## WORK REQUIRED
Extract the full set of records, then give each one again exactly.
---
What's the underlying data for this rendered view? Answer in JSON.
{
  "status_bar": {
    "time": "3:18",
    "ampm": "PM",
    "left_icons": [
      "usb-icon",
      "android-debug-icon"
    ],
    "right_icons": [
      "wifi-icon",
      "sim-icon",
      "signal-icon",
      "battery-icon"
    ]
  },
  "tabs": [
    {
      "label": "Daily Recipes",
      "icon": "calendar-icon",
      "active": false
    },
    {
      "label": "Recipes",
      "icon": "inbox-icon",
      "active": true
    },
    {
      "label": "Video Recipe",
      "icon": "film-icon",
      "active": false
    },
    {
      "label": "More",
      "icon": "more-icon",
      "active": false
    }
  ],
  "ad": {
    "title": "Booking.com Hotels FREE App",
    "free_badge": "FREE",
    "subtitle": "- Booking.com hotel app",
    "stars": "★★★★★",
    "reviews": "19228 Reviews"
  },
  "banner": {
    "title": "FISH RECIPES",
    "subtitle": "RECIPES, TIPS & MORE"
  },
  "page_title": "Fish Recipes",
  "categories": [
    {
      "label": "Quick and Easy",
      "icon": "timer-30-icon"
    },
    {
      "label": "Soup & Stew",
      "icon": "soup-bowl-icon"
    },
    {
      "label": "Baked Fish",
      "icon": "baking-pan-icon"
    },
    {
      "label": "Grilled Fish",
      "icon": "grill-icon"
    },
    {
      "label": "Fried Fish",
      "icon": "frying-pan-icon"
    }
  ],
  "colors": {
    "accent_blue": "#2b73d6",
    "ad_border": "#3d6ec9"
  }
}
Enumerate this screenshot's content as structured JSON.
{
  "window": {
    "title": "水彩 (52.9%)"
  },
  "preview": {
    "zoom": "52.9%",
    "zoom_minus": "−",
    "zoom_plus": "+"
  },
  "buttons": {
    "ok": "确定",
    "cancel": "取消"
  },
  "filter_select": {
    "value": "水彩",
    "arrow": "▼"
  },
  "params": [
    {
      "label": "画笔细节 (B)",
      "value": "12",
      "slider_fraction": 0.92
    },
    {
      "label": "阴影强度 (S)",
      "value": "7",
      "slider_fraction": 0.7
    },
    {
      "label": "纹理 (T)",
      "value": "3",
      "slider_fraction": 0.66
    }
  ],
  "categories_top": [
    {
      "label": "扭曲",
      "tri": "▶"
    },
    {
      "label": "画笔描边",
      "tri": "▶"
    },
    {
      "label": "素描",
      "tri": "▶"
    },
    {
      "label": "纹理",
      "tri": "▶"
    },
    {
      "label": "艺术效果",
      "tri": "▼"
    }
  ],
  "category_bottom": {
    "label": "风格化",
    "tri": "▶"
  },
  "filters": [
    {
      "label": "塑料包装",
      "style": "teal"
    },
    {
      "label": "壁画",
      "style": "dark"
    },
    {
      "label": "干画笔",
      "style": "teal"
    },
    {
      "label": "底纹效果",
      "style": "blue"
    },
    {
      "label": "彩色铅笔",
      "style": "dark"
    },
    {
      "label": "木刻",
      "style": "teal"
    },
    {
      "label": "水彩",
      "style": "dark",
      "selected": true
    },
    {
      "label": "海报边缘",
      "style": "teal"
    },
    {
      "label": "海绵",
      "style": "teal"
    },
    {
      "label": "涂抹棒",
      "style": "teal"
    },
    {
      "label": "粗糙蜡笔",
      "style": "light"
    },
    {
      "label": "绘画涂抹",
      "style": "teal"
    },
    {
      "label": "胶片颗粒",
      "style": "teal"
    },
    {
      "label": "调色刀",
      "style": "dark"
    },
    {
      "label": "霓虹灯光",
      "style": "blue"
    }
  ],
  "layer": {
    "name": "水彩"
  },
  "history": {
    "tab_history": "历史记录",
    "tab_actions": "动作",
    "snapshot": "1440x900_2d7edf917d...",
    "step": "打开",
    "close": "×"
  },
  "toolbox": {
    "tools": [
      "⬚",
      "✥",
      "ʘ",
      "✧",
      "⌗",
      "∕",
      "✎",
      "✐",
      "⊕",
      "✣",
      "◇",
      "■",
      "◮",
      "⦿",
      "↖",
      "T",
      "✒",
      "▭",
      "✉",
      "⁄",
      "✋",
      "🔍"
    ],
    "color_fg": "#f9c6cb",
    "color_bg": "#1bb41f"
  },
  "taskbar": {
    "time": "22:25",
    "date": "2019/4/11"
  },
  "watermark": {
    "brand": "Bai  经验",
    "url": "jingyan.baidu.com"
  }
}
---
## RESULT OF THIS TASK
What's the underlying data for this rendered view? Answer in JSON.
{
  "status_bar": {
    "time": "3:18",
    "ampm": "PM",
    "left_icons": [
      "usb-icon",
      "android-debug-icon"
    ],
    "right_icons": [
      "wifi-icon",
      "sim-icon",
      "signal-icon",
      "battery-icon"
    ]
  },
  "tabs": [
    {
      "label": "Daily Recipes",
      "icon": "calendar-icon",
      "active": false
    },
    {
      "label": "Recipes",
      "icon": "inbox-icon",
      "active": true
    },
    {
      "label": "Video Recipe",
      "icon": "film-icon",
      "active": false
    },
    {
      "label": "More",
      "icon": "more-icon",
      "active": false
    }
  ],
  "ad": {
    "title": "Booking.com Hotels FREE App",
    "free_badge": "FREE",
    "subtitle": "- Booking.com hotel app",
    "stars": "★★★★★",
    "reviews": "19228 Reviews"
  },
  "banner": {
    "title": "FISH RECIPES",
    "subtitle": "RECIPES, TIPS & MORE"
  },
  "page_title": "Fish Recipes",
  "categories": [
    {
      "label": "Quick and Easy",
      "icon": "timer-30-icon"
    },
    {
      "label": "Soup & Stew",
      "icon": "soup-bowl-icon"
    },
    {
      "label": "Baked Fish",
      "icon": "baking-pan-icon"
    },
    {
      "label": "Grilled Fish",
      "icon": "grill-icon"
    },
    {
      "label": "Fried Fish",
      "icon": "frying-pan-icon"
    }
  ],
  "colors": {
    "accent_blue": "#2b73d6",
    "ad_border": "#3d6ec9"
  }
}
Enumerate this screenshot's content as structured JSON.
{
  "window": {
    "title": "水彩 (52.9%)"
  },
  "preview": {
    "zoom": "52.9%",
    "zoom_minus": "−",
    "zoom_plus": "+"
  },
  "buttons": {
    "ok": "确定",
    "cancel": "取消"
  },
  "filter_select": {
    "value": "水彩",
    "arrow": "▼"
  },
  "params": [
    {
      "label": "画笔细节 (B)",
      "value": "12",
      "slider_fraction": 0.92
    },
    {
      "label": "阴影强度 (S)",
      "value": "7",
      "slider_fraction": 0.7
    },
    {
      "label": "纹理 (T)",
      "value": "3",
      "slider_fraction": 0.66
    }
  ],
  "categories_top": [
    {
      "label": "扭曲",
      "tri": "▶"
    },
    {
      "label": "画笔描边",
      "tri": "▶"
    },
    {
      "label": "素描",
      "tri": "▶"
    },
    {
      "label": "纹理",
      "tri": "▶"
    },
    {
      "label": "艺术效果",
      "tri": "▼"
    }
  ],
  "category_bottom": {
    "label": "风格化",
    "tri": "▶"
  },
  "filters": [
    {
      "label": "塑料包装",
      "style": "teal"
    },
    {
      "label": "壁画",
      "style": "dark"
    },
    {
      "label": "干画笔",
      "style": "teal"
    },
    {
      "label": "底纹效果",
      "style": "blue"
    },
    {
      "label": "彩色铅笔",
      "style": "dark"
    },
    {
      "label": "木刻",
      "style": "teal"
    },
    {
      "label": "水彩",
      "style": "dark",
      "selected": true
    },
    {
      "label": "海报边缘",
      "style": "teal"
    },
    {
      "label": "海绵",
      "style": "teal"
    },
    {
      "label": "涂抹棒",
      "style": "teal"
    },
    {
      "label": "粗糙蜡笔",
      "style": "light"
    },
    {
      "label": "绘画涂抹",
      "style": "teal"
    },
    {
      "label": "胶片颗粒",
      "style": "teal"
    },
    {
      "label": "调色刀",
      "style": "dark"
    },
    {
      "label": "霓虹灯光",
      "style": "blue"
    }
  ],
  "layer": {
    "name": "水彩"
  },
  "history": {
    "tab_history": "历史记录",
    "tab_actions": "动作",
    "snapshot": "1440x900_2d7edf917d...",
    "step": "打开",
    "close": "×"
  },
  "toolbox": {
    "tools": [
      "⬚",
      "✥",
      "ʘ",
      "✧",
      "⌗",
      "∕",
      "✎",
      "✐",
      "⊕",
      "✣",
      "◇",
      "■",
      "◮",
      "⦿",
      "↖",
      "T",
      "✒",
      "▭",
      "✉",
      "⁄",
      "✋",
      "🔍"
    ],
    "color_fg": "#f9c6cb",
    "color_bg": "#1bb41f"
  },
  "taskbar": {
    "time": "22:25",
    "date": "2019/4/11"
  },
  "watermark": {
    "brand": "Bai  经验",
    "url": "jingyan.baidu.com"
  }
}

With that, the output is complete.